Japan – which has already ratified TPP – had been reluctant to pursue a deal without the U.S. following President Trump's decision to withdraw from the agreement.
Aso, the report says, did not elaborate on how Japan might go about convincing other TPP members to keep going. He did say that “There will be no renegotiation on the TPP's current framework,” Nikkei reported.
Aso also expressed confidence that the U.S. eventually would join the deal.
“The U.S. will soon realize that it could gain much less from a bilateral FTA with Japan than under the TPP,” Aso said. Under the TPP, for instance, the U.S. agreed to eliminate its 2.5% tariff on imported automobiles — a concession that the Trump administration finds difficult to swallow.
As a result, the U.S. is likely to lose concessions that Japan made in agreeing to the TPP.
That's not all.
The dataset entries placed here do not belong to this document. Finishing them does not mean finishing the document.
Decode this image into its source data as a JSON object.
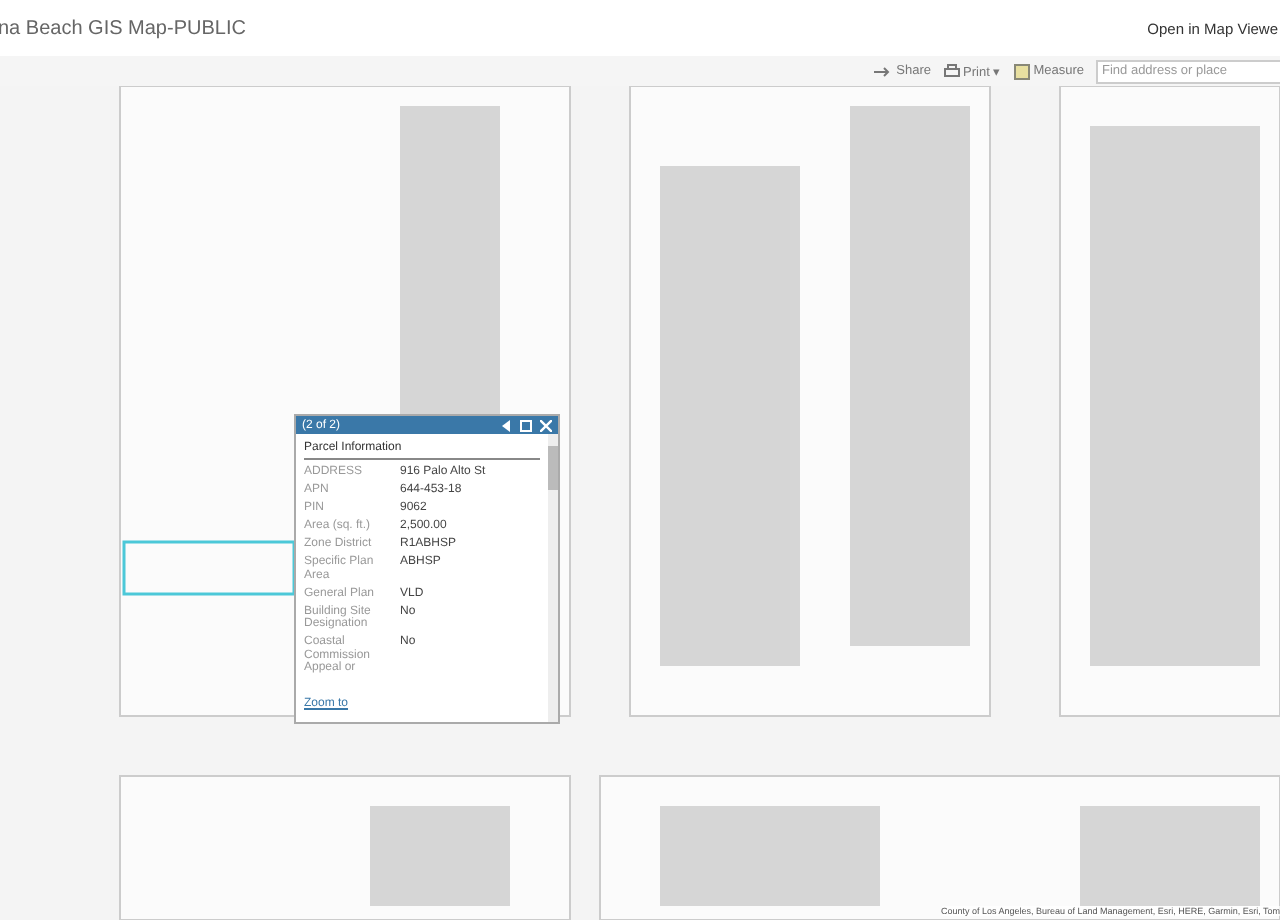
{
  "header": {
    "title": "na Beach GIS Map-PUBLIC",
    "open_link": "Open in Map Viewe"
  },
  "toolbar": {
    "buttons": [
      {
        "kind": "share",
        "label": "Share"
      },
      {
        "kind": "print",
        "label": "Print ▾"
      },
      {
        "kind": "measure",
        "label": "Measure"
      }
    ],
    "search": {
      "placeholder": "Find address or place"
    }
  },
  "map": {
    "attribution": "County of Los Angeles, Bureau of Land Management, Esri, HERE, Garmin, Esri, Tom"
  },
  "popup": {
    "title": "(2 of 2)",
    "section": "Parcel Information",
    "rows": [
      {
        "label": "ADDRESS",
        "value": "916 Palo Alto St"
      },
      {
        "label": "APN",
        "value": "644-453-18"
      },
      {
        "label": "PIN",
        "value": "9062"
      },
      {
        "label": "Area (sq. ft.)",
        "value": "2,500.00"
      },
      {
        "label": "Zone District",
        "value": "R1ABHSP"
      },
      {
        "label": "Specific Plan Area",
        "value": "ABHSP"
      },
      {
        "label": "General Plan",
        "value": "VLD"
      },
      {
        "label": "Building Site Designation",
        "value": "No"
      },
      {
        "label": "Coastal Commission Appeal or",
        "value": "No"
      }
    ],
    "link": "Zoom to"
  }
}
Aso pointed out that U.S. beef could lose out to its Australian rivals in Japan if a rejigged TPP is agreed to. His comment seemed to be pointed at Washington.
Meanwhile, the Telegraph reports from London that Australian and Canadian officials want the United Kingdom to consider joining TPP and NAFTA.
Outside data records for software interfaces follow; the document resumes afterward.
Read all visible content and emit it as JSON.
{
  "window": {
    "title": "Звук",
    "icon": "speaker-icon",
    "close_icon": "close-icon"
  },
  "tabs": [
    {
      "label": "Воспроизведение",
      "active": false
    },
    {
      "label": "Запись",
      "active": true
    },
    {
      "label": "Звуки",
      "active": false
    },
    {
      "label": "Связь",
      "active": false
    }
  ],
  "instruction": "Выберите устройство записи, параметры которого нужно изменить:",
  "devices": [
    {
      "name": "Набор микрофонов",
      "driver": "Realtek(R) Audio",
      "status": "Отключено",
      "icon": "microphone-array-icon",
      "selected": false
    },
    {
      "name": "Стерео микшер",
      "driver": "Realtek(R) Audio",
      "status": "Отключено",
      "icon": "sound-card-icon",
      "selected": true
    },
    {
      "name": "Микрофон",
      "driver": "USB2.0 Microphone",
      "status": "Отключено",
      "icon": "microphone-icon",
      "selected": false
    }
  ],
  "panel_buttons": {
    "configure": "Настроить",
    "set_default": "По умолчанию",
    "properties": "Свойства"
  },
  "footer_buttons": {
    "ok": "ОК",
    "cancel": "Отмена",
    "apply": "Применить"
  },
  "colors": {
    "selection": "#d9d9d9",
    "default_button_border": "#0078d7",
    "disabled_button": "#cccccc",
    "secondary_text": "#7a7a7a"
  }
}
“In many ways it would make a lot of sense for the UK to join NAFTA — you wouldn’t have to sit down and work out de novo what a trade agreement with the U.S. would look like, you would start with something that is already there,” said John Weekes, a former Canadian NAFTA negotiator, according to the paper.
“In many ways it would make sense to think of docking initially with some of these existing agreements rather than starting from the beginning to negotiate a set of free trade agreements,” he told the Prosperity UK conference.
“It would make a lot of sense from a UK perspective to have one agreement with the North American countries rather than three agreements especially when those countries have one agreement with each other.”
He was joined by Australia’s High Commissioner to the UK Alexander Downer, who said that this idea could be extended to the TPP, which is made up of the NAFTA countries plus others around the Pacific, though the U.S. has pulled out.
Downer added that “Japan’s switch in position” on TPP is “is very promising,” adding that Australia would not object if the UK wanted to join the deal.